Locate every line in the records below that contains the word "JSON", and copy each one.

-- The input follows --

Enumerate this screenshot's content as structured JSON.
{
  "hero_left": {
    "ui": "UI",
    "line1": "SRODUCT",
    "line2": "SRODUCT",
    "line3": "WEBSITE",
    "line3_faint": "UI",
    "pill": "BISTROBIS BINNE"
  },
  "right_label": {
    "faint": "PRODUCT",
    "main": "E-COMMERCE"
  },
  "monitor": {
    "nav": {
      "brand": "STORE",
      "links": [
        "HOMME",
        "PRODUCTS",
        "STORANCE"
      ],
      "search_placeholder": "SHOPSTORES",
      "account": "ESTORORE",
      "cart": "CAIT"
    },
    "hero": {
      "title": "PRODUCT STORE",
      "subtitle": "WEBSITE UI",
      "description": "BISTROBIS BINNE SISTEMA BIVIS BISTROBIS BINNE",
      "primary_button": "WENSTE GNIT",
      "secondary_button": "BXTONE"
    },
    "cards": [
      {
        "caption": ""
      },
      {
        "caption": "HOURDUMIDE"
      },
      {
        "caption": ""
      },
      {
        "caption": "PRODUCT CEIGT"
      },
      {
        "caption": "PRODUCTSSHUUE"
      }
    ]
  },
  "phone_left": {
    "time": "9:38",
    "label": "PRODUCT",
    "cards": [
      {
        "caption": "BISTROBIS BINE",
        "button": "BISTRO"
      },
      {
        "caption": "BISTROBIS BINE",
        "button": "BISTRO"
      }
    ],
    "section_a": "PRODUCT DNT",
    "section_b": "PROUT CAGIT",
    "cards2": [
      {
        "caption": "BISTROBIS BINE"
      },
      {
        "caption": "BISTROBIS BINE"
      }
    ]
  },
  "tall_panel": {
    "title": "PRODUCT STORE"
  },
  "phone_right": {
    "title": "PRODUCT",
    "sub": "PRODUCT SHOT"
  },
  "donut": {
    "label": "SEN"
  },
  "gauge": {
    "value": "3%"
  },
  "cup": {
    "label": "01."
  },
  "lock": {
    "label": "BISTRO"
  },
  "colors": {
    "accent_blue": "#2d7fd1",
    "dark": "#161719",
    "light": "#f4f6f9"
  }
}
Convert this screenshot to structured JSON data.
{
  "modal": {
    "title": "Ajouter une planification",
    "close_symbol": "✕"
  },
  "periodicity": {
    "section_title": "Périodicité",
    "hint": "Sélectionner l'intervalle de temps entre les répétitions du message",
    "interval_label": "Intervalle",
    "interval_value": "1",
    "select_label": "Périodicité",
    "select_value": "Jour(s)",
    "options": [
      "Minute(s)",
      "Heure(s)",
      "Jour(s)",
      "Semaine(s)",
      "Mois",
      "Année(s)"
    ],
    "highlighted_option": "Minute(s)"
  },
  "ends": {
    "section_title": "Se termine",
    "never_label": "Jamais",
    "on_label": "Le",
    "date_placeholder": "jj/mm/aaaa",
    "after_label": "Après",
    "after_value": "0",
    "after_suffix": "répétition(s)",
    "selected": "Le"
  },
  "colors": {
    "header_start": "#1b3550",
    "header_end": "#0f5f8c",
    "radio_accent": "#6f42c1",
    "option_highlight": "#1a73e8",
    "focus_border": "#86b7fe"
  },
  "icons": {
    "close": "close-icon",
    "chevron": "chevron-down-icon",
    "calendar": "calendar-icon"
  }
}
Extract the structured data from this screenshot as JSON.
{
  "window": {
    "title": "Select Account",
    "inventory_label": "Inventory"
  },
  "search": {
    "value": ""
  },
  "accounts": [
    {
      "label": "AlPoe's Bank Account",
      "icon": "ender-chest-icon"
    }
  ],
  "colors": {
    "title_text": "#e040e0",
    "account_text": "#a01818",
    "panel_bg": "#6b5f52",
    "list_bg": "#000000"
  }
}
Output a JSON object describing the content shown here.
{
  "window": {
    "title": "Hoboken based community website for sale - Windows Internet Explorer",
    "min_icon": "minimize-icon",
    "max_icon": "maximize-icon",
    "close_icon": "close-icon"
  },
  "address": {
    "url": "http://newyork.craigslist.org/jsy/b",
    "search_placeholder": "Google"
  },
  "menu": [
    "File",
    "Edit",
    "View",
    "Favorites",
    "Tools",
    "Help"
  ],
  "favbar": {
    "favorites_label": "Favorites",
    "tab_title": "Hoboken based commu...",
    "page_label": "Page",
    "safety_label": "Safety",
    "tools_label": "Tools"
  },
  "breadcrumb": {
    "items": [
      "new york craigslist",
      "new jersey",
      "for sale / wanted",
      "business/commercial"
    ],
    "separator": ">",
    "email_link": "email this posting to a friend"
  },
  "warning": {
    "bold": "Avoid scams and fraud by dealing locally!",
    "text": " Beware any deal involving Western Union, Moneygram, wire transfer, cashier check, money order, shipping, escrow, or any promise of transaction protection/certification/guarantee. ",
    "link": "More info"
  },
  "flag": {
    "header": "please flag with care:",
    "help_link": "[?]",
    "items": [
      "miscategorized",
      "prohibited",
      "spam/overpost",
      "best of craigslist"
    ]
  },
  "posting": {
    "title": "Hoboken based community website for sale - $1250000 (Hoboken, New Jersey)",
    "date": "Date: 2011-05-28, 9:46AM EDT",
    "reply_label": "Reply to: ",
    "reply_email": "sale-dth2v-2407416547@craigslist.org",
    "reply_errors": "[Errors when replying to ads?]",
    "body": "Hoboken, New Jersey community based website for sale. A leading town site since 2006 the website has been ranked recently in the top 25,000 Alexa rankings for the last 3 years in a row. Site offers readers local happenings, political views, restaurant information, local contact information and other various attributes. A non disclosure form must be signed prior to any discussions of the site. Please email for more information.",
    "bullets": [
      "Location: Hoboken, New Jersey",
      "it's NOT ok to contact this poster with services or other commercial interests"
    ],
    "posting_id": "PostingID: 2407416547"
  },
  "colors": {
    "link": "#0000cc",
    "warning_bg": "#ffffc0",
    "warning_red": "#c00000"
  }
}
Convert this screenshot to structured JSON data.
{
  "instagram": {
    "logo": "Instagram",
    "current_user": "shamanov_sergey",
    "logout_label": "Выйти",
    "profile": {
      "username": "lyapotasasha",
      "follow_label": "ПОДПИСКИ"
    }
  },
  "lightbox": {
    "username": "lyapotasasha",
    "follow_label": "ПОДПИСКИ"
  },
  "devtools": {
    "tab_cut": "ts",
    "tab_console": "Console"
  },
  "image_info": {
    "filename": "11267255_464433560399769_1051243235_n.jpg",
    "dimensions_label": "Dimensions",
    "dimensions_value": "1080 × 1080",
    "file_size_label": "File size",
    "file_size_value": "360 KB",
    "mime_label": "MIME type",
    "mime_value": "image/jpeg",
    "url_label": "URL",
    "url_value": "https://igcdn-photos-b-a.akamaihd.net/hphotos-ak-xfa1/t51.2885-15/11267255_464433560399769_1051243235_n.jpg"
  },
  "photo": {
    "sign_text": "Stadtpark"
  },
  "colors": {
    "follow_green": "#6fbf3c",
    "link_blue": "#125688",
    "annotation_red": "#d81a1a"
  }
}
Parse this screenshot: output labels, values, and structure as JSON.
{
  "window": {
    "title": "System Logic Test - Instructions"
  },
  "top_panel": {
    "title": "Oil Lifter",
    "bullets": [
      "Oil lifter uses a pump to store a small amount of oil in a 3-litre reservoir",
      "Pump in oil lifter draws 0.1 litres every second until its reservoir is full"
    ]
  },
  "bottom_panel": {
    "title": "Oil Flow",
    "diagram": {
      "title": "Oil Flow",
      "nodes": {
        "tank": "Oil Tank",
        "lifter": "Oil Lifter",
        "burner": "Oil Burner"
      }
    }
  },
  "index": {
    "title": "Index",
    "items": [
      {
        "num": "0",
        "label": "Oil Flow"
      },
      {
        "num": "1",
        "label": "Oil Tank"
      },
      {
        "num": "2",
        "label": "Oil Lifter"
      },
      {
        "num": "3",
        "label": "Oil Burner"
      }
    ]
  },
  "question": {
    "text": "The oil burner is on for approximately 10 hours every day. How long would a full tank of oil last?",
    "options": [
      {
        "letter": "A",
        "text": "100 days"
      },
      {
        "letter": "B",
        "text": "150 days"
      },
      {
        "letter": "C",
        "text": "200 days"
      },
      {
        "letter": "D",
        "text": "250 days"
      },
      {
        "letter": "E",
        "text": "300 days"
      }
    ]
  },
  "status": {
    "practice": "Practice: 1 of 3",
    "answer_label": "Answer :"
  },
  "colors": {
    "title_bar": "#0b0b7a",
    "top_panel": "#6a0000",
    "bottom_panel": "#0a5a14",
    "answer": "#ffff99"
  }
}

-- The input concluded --

Response to the exercise:
Enumerate this screenshot's content as structured JSON.
Convert this screenshot to structured JSON data.
Extract the structured data from this screenshot as JSON.
Output a JSON object describing the content shown here.
Convert this screenshot to structured JSON data.
Parse this screenshot: output labels, values, and structure as JSON.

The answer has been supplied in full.